(App and web page records)
______________________________

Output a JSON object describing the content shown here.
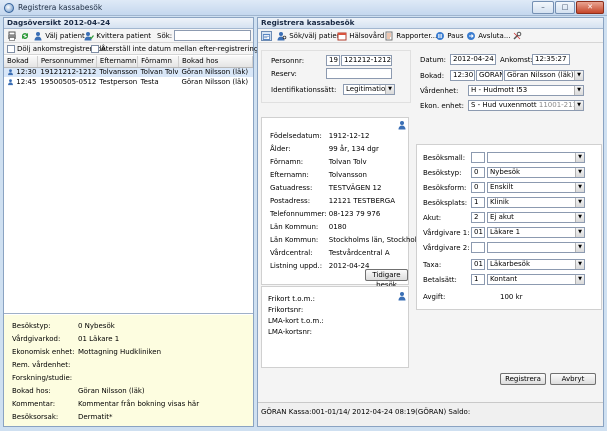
{
  "window": {
    "title": "Registrera kassabesök",
    "min": "–",
    "max": "□",
    "close": "✕"
  },
  "left": {
    "header": "Dagsöversikt  2012-04-24",
    "toolbar": {
      "valj": "Välj patient",
      "kvittera": "Kvittera patient",
      "sok_label": "Sök:",
      "sok_value": ""
    },
    "checks": {
      "dolj": "Dölj ankomstregistrerade",
      "aterstall": "Återställ inte datum mellan efter-registreringar"
    },
    "columns": [
      "Bokad",
      "Personnummer",
      "Efternamn",
      "Förnamn",
      "Bokad hos"
    ],
    "rows": [
      {
        "bokad": "12:30",
        "pnr": "19121212-1212",
        "efternamn": "Tolvansson",
        "fornamn": "Tolvan Tolv",
        "hos": "Göran Nilsson (läk)",
        "selected": true
      },
      {
        "bokad": "12:45",
        "pnr": "19500505-0512",
        "efternamn": "Testperson",
        "fornamn": "Testa",
        "hos": "Göran Nilsson (läk)",
        "selected": false
      }
    ],
    "details": [
      {
        "k": "Besökstyp:",
        "v": "0  Nybesök"
      },
      {
        "k": "Vårdgivarkod:",
        "v": "01 Läkare 1"
      },
      {
        "k": "Ekonomisk enhet:",
        "v": "Mottagning Hudkliniken"
      },
      {
        "k": "Rem. vårdenhet:",
        "v": ""
      },
      {
        "k": "Forskning/studie:",
        "v": ""
      },
      {
        "k": "Bokad hos:",
        "v": "Göran Nilsson (läk)"
      },
      {
        "k": "Kommentar:",
        "v": "Kommentar från bokning visas här"
      },
      {
        "k": "Besöksorsak:",
        "v": "Dermatit*"
      }
    ]
  },
  "right": {
    "header": "Registrera kassabesök",
    "toolbar": {
      "sok_valj": "Sök/välj patient",
      "halsovard": "Hälsovård",
      "rapporter": "Rapporter...",
      "paus": "Paus",
      "avsluta": "Avsluta..."
    },
    "patient": {
      "personnr_label": "Personnr:",
      "personnr_prefix": "19",
      "personnr_value": "121212-1212",
      "reserv_label": "Reserv:",
      "reserv_value": "",
      "idsatt_label": "Identifikationssätt:",
      "idsatt_value": "Legitimation"
    },
    "visit": {
      "datum_label": "Datum:",
      "datum_value": "2012-04-24",
      "ankomst_label": "Ankomst:",
      "ankomst_value": "12:35:27",
      "bokad_label": "Bokad:",
      "bokad_time": "12:30",
      "bokad_user": "GÖRAN",
      "bokad_name": "Göran Nilsson (läk)",
      "vardenhet_label": "Vårdenhet:",
      "vardenhet_value": "H - Hudmott I53",
      "ekon_label": "Ekon. enhet:",
      "ekon_value": "S - Hud vuxenmott",
      "ekon_code": "11001-211-M01"
    },
    "person": [
      {
        "k": "Födelsedatum:",
        "v": "1912-12-12"
      },
      {
        "k": "Ålder:",
        "v": "99 år, 134 dgr"
      },
      {
        "k": "Förnamn:",
        "v": "Tolvan Tolv"
      },
      {
        "k": "Efternamn:",
        "v": "Tolvansson"
      },
      {
        "k": "Gatuadress:",
        "v": "TESTVÄGEN 12"
      },
      {
        "k": "Postadress:",
        "v": "12121      TESTBERGA"
      },
      {
        "k": "Telefonnummer:",
        "v": "08-123 79 976"
      },
      {
        "k": "Län Kommun:",
        "v": "0180"
      },
      {
        "k": "Län Kommun:",
        "v": "Stockholms län, Stockholm"
      },
      {
        "k": "Vårdcentral:",
        "v": "Testvårdcentral A"
      },
      {
        "k": "Listning uppd.:",
        "v": "2012-04-24"
      }
    ],
    "tidigare_button": "Tidigare besök",
    "frikort": [
      {
        "k": "Frikort t.o.m.:"
      },
      {
        "k": "Frikortsnr:"
      },
      {
        "k": "LMA-kort t.o.m.:"
      },
      {
        "k": "LMA-kortsnr:"
      }
    ],
    "form": [
      {
        "k": "Besöksmall:",
        "code": "",
        "value": ""
      },
      {
        "k": "Besökstyp:",
        "code": "0",
        "value": "Nybesök"
      },
      {
        "k": "Besöksform:",
        "code": "0",
        "value": "Enskilt"
      },
      {
        "k": "Besöksplats:",
        "code": "1",
        "value": "Klinik"
      },
      {
        "k": "Akut:",
        "code": "2",
        "value": "Ej akut"
      },
      {
        "k": "Vårdgivare 1:",
        "code": "01",
        "value": "Läkare 1"
      },
      {
        "k": "Vårdgivare 2:",
        "code": "",
        "value": ""
      },
      {
        "k": "Taxa:",
        "code": "01",
        "value": "Läkarbesök"
      },
      {
        "k": "Betalsätt:",
        "code": "1",
        "value": "Kontant"
      }
    ],
    "avgift_label": "Avgift:",
    "avgift_value": "100 kr",
    "registrera": "Registrera",
    "avbryt": "Avbryt",
    "status": "GÖRAN  Kassa:001-01/14/  2012-04-24 08:19(GÖRAN)  Saldo:"
  }
}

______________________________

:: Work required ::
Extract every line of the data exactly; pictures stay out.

:: Response ::
Output a JSON object describing the content shown here.
{
  "window": {
    "title": "Registrera kassabesök",
    "min": "–",
    "max": "□",
    "close": "✕"
  },
  "left": {
    "header": "Dagsöversikt  2012-04-24",
    "toolbar": {
      "valj": "Välj patient",
      "kvittera": "Kvittera patient",
      "sok_label": "Sök:",
      "sok_value": ""
    },
    "checks": {
      "dolj": "Dölj ankomstregistrerade",
      "aterstall": "Återställ inte datum mellan efter-registreringar"
    },
    "columns": [
      "Bokad",
      "Personnummer",
      "Efternamn",
      "Förnamn",
      "Bokad hos"
    ],
    "rows": [
      {
        "bokad": "12:30",
        "pnr": "19121212-1212",
        "efternamn": "Tolvansson",
        "fornamn": "Tolvan Tolv",
        "hos": "Göran Nilsson (läk)",
        "selected": true
      },
      {
        "bokad": "12:45",
        "pnr": "19500505-0512",
        "efternamn": "Testperson",
        "fornamn": "Testa",
        "hos": "Göran Nilsson (läk)",
        "selected": false
      }
    ],
    "details": [
      {
        "k": "Besökstyp:",
        "v": "0  Nybesök"
      },
      {
        "k": "Vårdgivarkod:",
        "v": "01 Läkare 1"
      },
      {
        "k": "Ekonomisk enhet:",
        "v": "Mottagning Hudkliniken"
      },
      {
        "k": "Rem. vårdenhet:",
        "v": ""
      },
      {
        "k": "Forskning/studie:",
        "v": ""
      },
      {
        "k": "Bokad hos:",
        "v": "Göran Nilsson (läk)"
      },
      {
        "k": "Kommentar:",
        "v": "Kommentar från bokning visas här"
      },
      {
        "k": "Besöksorsak:",
        "v": "Dermatit*"
      }
    ]
  },
  "right": {
    "header": "Registrera kassabesök",
    "toolbar": {
      "sok_valj": "Sök/välj patient",
      "halsovard": "Hälsovård",
      "rapporter": "Rapporter...",
      "paus": "Paus",
      "avsluta": "Avsluta..."
    },
    "patient": {
      "personnr_label": "Personnr:",
      "personnr_prefix": "19",
      "personnr_value": "121212-1212",
      "reserv_label": "Reserv:",
      "reserv_value": "",
      "idsatt_label": "Identifikationssätt:",
      "idsatt_value": "Legitimation"
    },
    "visit": {
      "datum_label": "Datum:",
      "datum_value": "2012-04-24",
      "ankomst_label": "Ankomst:",
      "ankomst_value": "12:35:27",
      "bokad_label": "Bokad:",
      "bokad_time": "12:30",
      "bokad_user": "GÖRAN",
      "bokad_name": "Göran Nilsson (läk)",
      "vardenhet_label": "Vårdenhet:",
      "vardenhet_value": "H - Hudmott I53",
      "ekon_label": "Ekon. enhet:",
      "ekon_value": "S - Hud vuxenmott",
      "ekon_code": "11001-211-M01"
    },
    "person": [
      {
        "k": "Födelsedatum:",
        "v": "1912-12-12"
      },
      {
        "k": "Ålder:",
        "v": "99 år, 134 dgr"
      },
      {
        "k": "Förnamn:",
        "v": "Tolvan Tolv"
      },
      {
        "k": "Efternamn:",
        "v": "Tolvansson"
      },
      {
        "k": "Gatuadress:",
        "v": "TESTVÄGEN 12"
      },
      {
        "k": "Postadress:",
        "v": "12121      TESTBERGA"
      },
      {
        "k": "Telefonnummer:",
        "v": "08-123 79 976"
      },
      {
        "k": "Län Kommun:",
        "v": "0180"
      },
      {
        "k": "Län Kommun:",
        "v": "Stockholms län, Stockholm"
      },
      {
        "k": "Vårdcentral:",
        "v": "Testvårdcentral A"
      },
      {
        "k": "Listning uppd.:",
        "v": "2012-04-24"
      }
    ],
    "tidigare_button": "Tidigare besök",
    "frikort": [
      {
        "k": "Frikort t.o.m.:"
      },
      {
        "k": "Frikortsnr:"
      },
      {
        "k": "LMA-kort t.o.m.:"
      },
      {
        "k": "LMA-kortsnr:"
      }
    ],
    "form": [
      {
        "k": "Besöksmall:",
        "code": "",
        "value": ""
      },
      {
        "k": "Besökstyp:",
        "code": "0",
        "value": "Nybesök"
      },
      {
        "k": "Besöksform:",
        "code": "0",
        "value": "Enskilt"
      },
      {
        "k": "Besöksplats:",
        "code": "1",
        "value": "Klinik"
      },
      {
        "k": "Akut:",
        "code": "2",
        "value": "Ej akut"
      },
      {
        "k": "Vårdgivare 1:",
        "code": "01",
        "value": "Läkare 1"
      },
      {
        "k": "Vårdgivare 2:",
        "code": "",
        "value": ""
      },
      {
        "k": "Taxa:",
        "code": "01",
        "value": "Läkarbesök"
      },
      {
        "k": "Betalsätt:",
        "code": "1",
        "value": "Kontant"
      }
    ],
    "avgift_label": "Avgift:",
    "avgift_value": "100 kr",
    "registrera": "Registrera",
    "avbryt": "Avbryt",
    "status": "GÖRAN  Kassa:001-01/14/  2012-04-24 08:19(GÖRAN)  Saldo:"
  }
}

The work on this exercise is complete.